It’s now been nearly a year since the FDA officially declared a nationwide shortage of Adderall. For many people with ADHD, it’s been a year of getting turned away by frustrated pharmacists, falling behind at work and school, and struggling through the return of debilitating symptoms. In August, one Charlotte-area therapist estimated that 30% of her clients were impacted by medication shortages.
While Adderall is more readily available than it once was, access to stimulant medication remains unpredictable and inconsistent. October is ADHD Awareness Month, and it’s time to talk about the struggles that come with this misunderstood diagnosis.
If you’ve been impacted by the shortage of Adderall and other stimulant medications, here are some tips for persevering.
If you take Adderall and are having trouble filling your prescription, one step you can take is to talk to your doctor about alternative medications. In some cases, they may be able to prescribe you a similar stimulant, like Ritalin or Vyvanse, until your regular medication is available again. A generic version of Vyvanse was recently approved and can cost as little as $30 with insurance. Your prescriber may also be able to write a prescription for an alternative dosage of Adderall, as some dosages are in shorter supply than others.
Another option you may have is using a compounding pharmacy. Unlike typical pharmacies that receive shipments from drug manufacturers, compounding pharmacies have the ability to create medications in-house. While compounding pharmacies may be subject to ingredient shortages, you may be able to get a chemical equivalent of your medication compounded for you at this type of pharmacy.
If neither of the above solutions work for you, there are also non-stimulant options for treating ADHD. Medications like Strattera and Wellbutrin can treat ADHD symptoms and are not impacted by the Adderall shortage. This solution may not be ideal, but discussing the pros and cons with your doctor can help you make an informed decision.
Coping Without Medication
If you’ve worked with your doctor but are unable to access your prescribed medication, there are still steps you can take to manage your symptoms and safeguard your mental health. Here are some tips:
1. Ask for accommodations at work or school.
People diagnosed with ADHD may benefit from certain accommodations at work or school, such as additional time for assignments and tests, permission to record lectures, reduced distractions in the workspace, and regular breaks to recharge focus. These accommodations aim to put those with ADHD on an equal playing field and set them up for success. Provide teachers, professors, bosses, and human resources staff with information about your diagnosis and specific challenges. Most are willing to make appropriate accommodations, especially given the extenuating circumstances of the medication shortage.
2. Focus on overall health and wellness.
Without medication, the challenges that come with ADHD can make it harder to stick to regular exercise, cook nutritious meals, get good sleep, and maintain other pillars of wellness.
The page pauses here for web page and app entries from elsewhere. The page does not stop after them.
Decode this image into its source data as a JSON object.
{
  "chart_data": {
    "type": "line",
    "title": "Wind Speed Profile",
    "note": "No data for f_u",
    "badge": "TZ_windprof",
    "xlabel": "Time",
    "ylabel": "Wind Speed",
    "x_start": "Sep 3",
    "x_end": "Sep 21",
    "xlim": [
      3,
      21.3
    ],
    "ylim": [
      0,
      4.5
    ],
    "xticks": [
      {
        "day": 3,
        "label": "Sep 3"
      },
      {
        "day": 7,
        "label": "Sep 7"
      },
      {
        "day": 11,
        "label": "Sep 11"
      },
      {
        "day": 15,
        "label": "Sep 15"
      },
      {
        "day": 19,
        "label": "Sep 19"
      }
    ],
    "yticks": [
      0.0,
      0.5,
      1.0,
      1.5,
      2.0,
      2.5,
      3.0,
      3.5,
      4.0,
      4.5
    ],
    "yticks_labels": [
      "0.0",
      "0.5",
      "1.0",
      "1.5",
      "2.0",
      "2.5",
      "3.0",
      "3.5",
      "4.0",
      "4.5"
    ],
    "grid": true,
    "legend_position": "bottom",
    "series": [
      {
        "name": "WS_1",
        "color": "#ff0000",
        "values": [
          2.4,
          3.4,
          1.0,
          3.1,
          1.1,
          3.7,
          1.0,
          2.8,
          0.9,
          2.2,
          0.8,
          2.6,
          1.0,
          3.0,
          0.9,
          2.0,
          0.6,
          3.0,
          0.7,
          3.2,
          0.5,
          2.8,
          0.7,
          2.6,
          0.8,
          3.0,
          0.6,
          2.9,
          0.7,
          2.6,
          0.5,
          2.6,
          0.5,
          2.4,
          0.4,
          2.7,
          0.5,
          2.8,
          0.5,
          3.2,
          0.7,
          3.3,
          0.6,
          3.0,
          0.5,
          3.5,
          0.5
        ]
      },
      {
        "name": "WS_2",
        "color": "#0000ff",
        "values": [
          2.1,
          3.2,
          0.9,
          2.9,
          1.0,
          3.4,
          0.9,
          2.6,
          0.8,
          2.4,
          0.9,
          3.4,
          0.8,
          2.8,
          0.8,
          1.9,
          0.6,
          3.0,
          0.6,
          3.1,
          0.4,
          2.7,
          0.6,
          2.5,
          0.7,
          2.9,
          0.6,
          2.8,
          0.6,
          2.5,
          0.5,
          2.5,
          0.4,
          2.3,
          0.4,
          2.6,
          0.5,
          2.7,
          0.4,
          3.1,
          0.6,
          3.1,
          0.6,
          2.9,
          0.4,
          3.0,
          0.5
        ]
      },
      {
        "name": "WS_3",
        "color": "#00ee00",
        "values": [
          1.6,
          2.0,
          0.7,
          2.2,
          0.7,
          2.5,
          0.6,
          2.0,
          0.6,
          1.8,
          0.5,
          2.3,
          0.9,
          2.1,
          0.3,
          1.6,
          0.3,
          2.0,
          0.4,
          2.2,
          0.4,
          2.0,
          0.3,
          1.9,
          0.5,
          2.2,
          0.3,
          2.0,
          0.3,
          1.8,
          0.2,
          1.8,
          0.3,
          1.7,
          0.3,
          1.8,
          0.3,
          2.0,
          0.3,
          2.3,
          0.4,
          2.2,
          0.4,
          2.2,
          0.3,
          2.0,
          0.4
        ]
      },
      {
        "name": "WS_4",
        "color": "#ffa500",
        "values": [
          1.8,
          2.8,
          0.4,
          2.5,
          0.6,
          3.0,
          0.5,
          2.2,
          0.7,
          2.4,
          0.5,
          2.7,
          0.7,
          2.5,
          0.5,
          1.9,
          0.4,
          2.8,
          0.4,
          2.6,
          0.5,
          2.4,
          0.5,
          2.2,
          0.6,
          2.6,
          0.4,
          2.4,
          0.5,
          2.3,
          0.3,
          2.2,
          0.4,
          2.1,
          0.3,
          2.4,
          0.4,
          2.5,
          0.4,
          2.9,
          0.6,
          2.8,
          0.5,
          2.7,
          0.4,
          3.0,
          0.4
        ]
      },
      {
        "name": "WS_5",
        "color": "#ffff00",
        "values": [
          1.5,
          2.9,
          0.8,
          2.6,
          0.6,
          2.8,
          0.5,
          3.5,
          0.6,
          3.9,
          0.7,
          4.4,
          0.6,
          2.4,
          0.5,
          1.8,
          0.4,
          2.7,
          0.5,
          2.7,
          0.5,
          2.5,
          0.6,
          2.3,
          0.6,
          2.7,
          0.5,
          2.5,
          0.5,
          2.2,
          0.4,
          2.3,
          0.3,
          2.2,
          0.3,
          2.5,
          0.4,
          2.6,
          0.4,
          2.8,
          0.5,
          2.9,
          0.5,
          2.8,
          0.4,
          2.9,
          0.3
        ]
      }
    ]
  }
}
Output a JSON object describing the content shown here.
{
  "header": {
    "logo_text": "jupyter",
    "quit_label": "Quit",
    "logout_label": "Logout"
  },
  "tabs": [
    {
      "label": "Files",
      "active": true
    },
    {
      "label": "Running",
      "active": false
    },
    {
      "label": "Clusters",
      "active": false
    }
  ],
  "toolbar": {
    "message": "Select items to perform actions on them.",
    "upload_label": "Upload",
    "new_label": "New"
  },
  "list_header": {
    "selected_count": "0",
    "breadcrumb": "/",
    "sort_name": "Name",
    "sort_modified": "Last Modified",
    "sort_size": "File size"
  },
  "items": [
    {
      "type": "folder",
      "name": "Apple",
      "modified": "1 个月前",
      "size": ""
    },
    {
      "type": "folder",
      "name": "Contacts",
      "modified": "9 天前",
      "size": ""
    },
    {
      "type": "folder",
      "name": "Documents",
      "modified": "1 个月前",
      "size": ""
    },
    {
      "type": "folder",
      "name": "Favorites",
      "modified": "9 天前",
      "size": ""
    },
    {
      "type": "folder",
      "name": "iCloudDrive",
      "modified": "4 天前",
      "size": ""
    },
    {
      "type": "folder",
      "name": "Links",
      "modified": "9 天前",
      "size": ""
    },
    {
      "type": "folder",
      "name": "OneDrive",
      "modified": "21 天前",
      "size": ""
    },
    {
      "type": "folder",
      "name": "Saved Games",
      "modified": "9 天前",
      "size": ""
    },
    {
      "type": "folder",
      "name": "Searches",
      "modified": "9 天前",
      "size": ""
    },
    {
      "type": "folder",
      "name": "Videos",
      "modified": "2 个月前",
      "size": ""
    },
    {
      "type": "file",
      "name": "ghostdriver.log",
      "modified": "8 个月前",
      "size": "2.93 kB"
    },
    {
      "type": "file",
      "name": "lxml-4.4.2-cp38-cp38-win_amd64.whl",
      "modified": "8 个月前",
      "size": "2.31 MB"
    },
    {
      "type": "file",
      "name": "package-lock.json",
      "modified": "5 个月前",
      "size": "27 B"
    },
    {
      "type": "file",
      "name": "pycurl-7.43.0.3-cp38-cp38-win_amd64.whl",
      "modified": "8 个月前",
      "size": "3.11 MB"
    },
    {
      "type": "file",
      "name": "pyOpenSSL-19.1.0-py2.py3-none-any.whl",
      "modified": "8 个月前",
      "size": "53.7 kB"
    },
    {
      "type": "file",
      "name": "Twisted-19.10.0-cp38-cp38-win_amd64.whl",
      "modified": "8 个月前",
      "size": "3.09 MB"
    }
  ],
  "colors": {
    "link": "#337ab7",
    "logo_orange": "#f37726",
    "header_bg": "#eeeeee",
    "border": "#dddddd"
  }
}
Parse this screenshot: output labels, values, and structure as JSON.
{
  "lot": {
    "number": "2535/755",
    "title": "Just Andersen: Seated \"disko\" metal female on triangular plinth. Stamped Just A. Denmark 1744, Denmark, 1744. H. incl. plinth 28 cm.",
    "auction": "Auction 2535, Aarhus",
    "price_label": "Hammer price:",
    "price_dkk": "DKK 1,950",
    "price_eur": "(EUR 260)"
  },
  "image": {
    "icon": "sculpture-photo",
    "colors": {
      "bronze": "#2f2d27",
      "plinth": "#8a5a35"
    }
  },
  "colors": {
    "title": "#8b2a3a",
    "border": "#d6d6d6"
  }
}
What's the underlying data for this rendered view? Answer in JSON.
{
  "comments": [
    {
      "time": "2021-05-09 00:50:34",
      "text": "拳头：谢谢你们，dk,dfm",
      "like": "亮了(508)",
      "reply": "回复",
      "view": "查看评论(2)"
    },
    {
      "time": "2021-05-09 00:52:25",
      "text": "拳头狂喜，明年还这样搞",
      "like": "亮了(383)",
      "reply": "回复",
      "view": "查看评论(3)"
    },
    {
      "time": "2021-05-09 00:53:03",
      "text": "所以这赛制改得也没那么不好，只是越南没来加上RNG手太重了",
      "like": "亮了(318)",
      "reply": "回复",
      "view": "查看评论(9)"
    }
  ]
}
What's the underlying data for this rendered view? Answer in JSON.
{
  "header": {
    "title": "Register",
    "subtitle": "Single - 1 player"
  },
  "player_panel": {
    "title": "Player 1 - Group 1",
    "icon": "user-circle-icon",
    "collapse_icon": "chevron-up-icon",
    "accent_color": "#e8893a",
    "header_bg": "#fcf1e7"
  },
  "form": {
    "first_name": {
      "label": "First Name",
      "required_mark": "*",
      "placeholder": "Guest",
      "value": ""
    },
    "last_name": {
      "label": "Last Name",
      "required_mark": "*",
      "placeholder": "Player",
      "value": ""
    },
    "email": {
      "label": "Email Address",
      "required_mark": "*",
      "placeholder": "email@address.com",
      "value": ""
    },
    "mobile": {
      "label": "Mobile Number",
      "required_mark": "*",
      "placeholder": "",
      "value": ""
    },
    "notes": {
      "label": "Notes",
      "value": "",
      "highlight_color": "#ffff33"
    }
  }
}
However, making small, sustainable efforts to care for your physical and mental health can provide benefits and help compensate in the absence of medication.
Strategies like taking a short daily walk, preparing simple nutritious snacks and meals, and consistently aiming for 7-9 hours of sleep can support your overall well-being and lessen the intensity of ADHD symptoms. Working with a trained therapist or counselor can also be an effective way to develop an action plan for temporarily managing without medication.
While difficult without medication, making small efforts adds up, so be compassionate with yourself and do what you can.
3. Go easy on yourself.
What you’re going through right now is incredibly difficult. When ADHD goes unmedicated, it often leads to reduced productivity, disorganization, mood swings, and problems managing daily responsibilities. Your struggles and needs are real.
During this medication shortage, it’s essential to adjust your mindset and expectations of yourself. Let go of rigid schedules and ideals of productivity. Celebrate small wins, take breaks as needed, and understand that your brain will function differently without medication. Thriving with unmedicated ADHD takes tremendous effort—appreciate yourself for persevering in less-than-ideal circumstances.
ADHD Awareness Month: Fighting the Stigma Around ADHD and Medication
For many with ADHD, this year has been a painful reminder of the stigma still surrounding this diagnosis.
Although the need for medication is often dismissed or criticized, study after study has shown stimulant medication leads to better outcomes for those with ADHD. In fact, people with ADHD who take medication are statistically less likely to struggle with substance use, suffer from mood disorders, or get into car accidents than their unmedicated peers. Access to medication can be life-changing.
The Adderall shortage highlights the continued need to destigmatize ADHD and ensure access to care. If you or a loved one with ADHD is struggling due to lack of medication, please be compassionate. Reach out for support and know you aren’t alone.
Most importantly, speak to yourself with kindness and patience. Talk to yourself as you would a close friend in this situation. Check on your emotional state regularly, and don’t be afraid to lower daily goals or ask for help. What you are dealing with is not your fault. By utilizing coping strategies, leaning on your support system, and practicing self-care, you can get through this—one day at a time. Brighter days are ahead.